Across the GCC—Bahrain, Kuwait, Oman, Qatar, Saudi Arabia, and the United Arab Emirates—the financial sector is generally dominated by the banking sector, which is highly concentrated, with a few domestic players involved in the market. In addition, domestic debt markets have not been considered essential in a region with an abundance of liquidity and capital from oil and gas revenues and relatively easy access to international capital markets. As such, overall GCC domestic government and corporate debt issuance remains relatively limited.
Nevertheless, for the GCC, developing liquid and deep domestic debt markets can bring important benefits, including diversifying financing risks, supporting further development of funded pension schemes, and enhancing corporate governance as debt issuance will demand more financial disclosure and transparency.

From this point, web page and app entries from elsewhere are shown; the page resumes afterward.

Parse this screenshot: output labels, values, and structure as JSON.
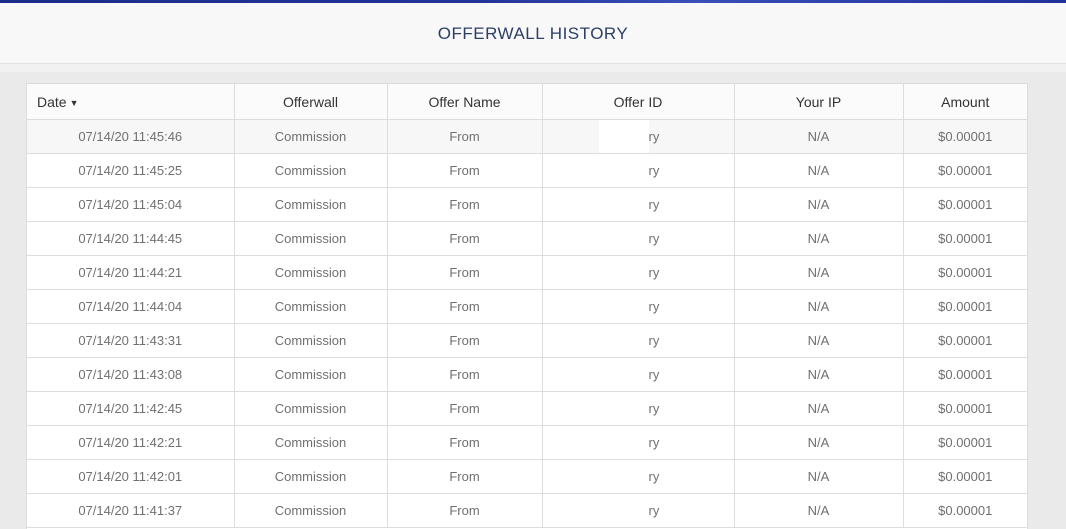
{
  "page": {
    "title": "OFFERWALL HISTORY"
  },
  "table": {
    "columns": [
      "Date",
      "Offerwall",
      "Offer Name",
      "Offer ID",
      "Your IP",
      "Amount"
    ],
    "sort_indicator": "▼",
    "rows": [
      {
        "date": "07/14/20 11:45:46",
        "offerwall": "Commission",
        "offer_name": "From",
        "offer_id": "ry",
        "ip": "N/A",
        "amount": "$0.00001"
      },
      {
        "date": "07/14/20 11:45:25",
        "offerwall": "Commission",
        "offer_name": "From",
        "offer_id": "ry",
        "ip": "N/A",
        "amount": "$0.00001"
      },
      {
        "date": "07/14/20 11:45:04",
        "offerwall": "Commission",
        "offer_name": "From",
        "offer_id": "ry",
        "ip": "N/A",
        "amount": "$0.00001"
      },
      {
        "date": "07/14/20 11:44:45",
        "offerwall": "Commission",
        "offer_name": "From",
        "offer_id": "ry",
        "ip": "N/A",
        "amount": "$0.00001"
      },
      {
        "date": "07/14/20 11:44:21",
        "offerwall": "Commission",
        "offer_name": "From",
        "offer_id": "ry",
        "ip": "N/A",
        "amount": "$0.00001"
      },
      {
        "date": "07/14/20 11:44:04",
        "offerwall": "Commission",
        "offer_name": "From",
        "offer_id": "ry",
        "ip": "N/A",
        "amount": "$0.00001"
      },
      {
        "date": "07/14/20 11:43:31",
        "offerwall": "Commission",
        "offer_name": "From",
        "offer_id": "ry",
        "ip": "N/A",
        "amount": "$0.00001"
      },
      {
        "date": "07/14/20 11:43:08",
        "offerwall": "Commission",
        "offer_name": "From",
        "offer_id": "ry",
        "ip": "N/A",
        "amount": "$0.00001"
      },
      {
        "date": "07/14/20 11:42:45",
        "offerwall": "Commission",
        "offer_name": "From",
        "offer_id": "ry",
        "ip": "N/A",
        "amount": "$0.00001"
      },
      {
        "date": "07/14/20 11:42:21",
        "offerwall": "Commission",
        "offer_name": "From",
        "offer_id": "ry",
        "ip": "N/A",
        "amount": "$0.00001"
      },
      {
        "date": "07/14/20 11:42:01",
        "offerwall": "Commission",
        "offer_name": "From",
        "offer_id": "ry",
        "ip": "N/A",
        "amount": "$0.00001"
      },
      {
        "date": "07/14/20 11:41:37",
        "offerwall": "Commission",
        "offer_name": "From",
        "offer_id": "ry",
        "ip": "N/A",
        "amount": "$0.00001"
      }
    ]
  },
  "colors": {
    "header_text": "#2c3e66",
    "top_bar": "#24349a"
  }
}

In addition to allowing governments to finance deficits at lower costs, a well functioning government securities market can also
• establish the benchmark yield curve for private sector issuers;
• create new financial products that improve financial efficiency;
• make monetary policy operations and the monetary transmission mechanism more efficient, and facilitate liquidity management; and
• diversify risks in the financial system.
In particular, as GCC countries advance their diversification agenda, the availability of long-term financing will become even more important, particularly to finance mega-infrastructure projects.
Delegates at the conference emphasized that issuing government debt has additional important benefits, even for fiscal surplus countries, beyond establishing a benchmark yield curve for the private sector. An established government debt market helps lower the cost of re-entering the market in the event of a major fiscal shock; provide collateral, for example, for real-time gross settlement systems; and serve as underlying instruments for financial derivatives.
What can policymakers do?
While well managed financial deepening can create greater resilience to cope with shocks, enhance policy effectiveness, and support strong and durable growth, policymakers face a range of important questions about how exactly to do this. The state sets the policy, legal, and regulatory frameworks and plays a major role in developing the necessary market infrastructure.
Coordination among the central bank, government, ministry of finance, and the regulator is key for creating an enabling environment for market development. Some GCC countries are issuing government debt at modest levels, but a more concerted effort is needed to take the process forward.
At a practical level, domestic debt market development will require attention to a broad range of enabling areas including public debt management, a diverse investor base, corporate governance, and market transparency and integrity, as well as the technicalities of developing products and market platforms.
To help countries move forward on these fronts, the IMF is engaging in a number of technical assistance initiatives in partnership with other international and regional organizations aimed at providing support for building sound financial infrastructure, strengthening financial stability, and enhancing access to finance across the region.
“Our hope is that the discussions over the past two days will be helpful to GCC countries as they consider the sequencing of action in introducing, promoting, and regulating new kinds of financial activities and instruments,” said Masood Ahmed, Director of the IMF’s Middle East and Central Asia Department. “The ultimate objective is to develop well functioning local debt markets in the region to enhance monetary policy transmission, access to finance, spur private-sector activity, and foster economic growth and stability within the region,” Ahmed added.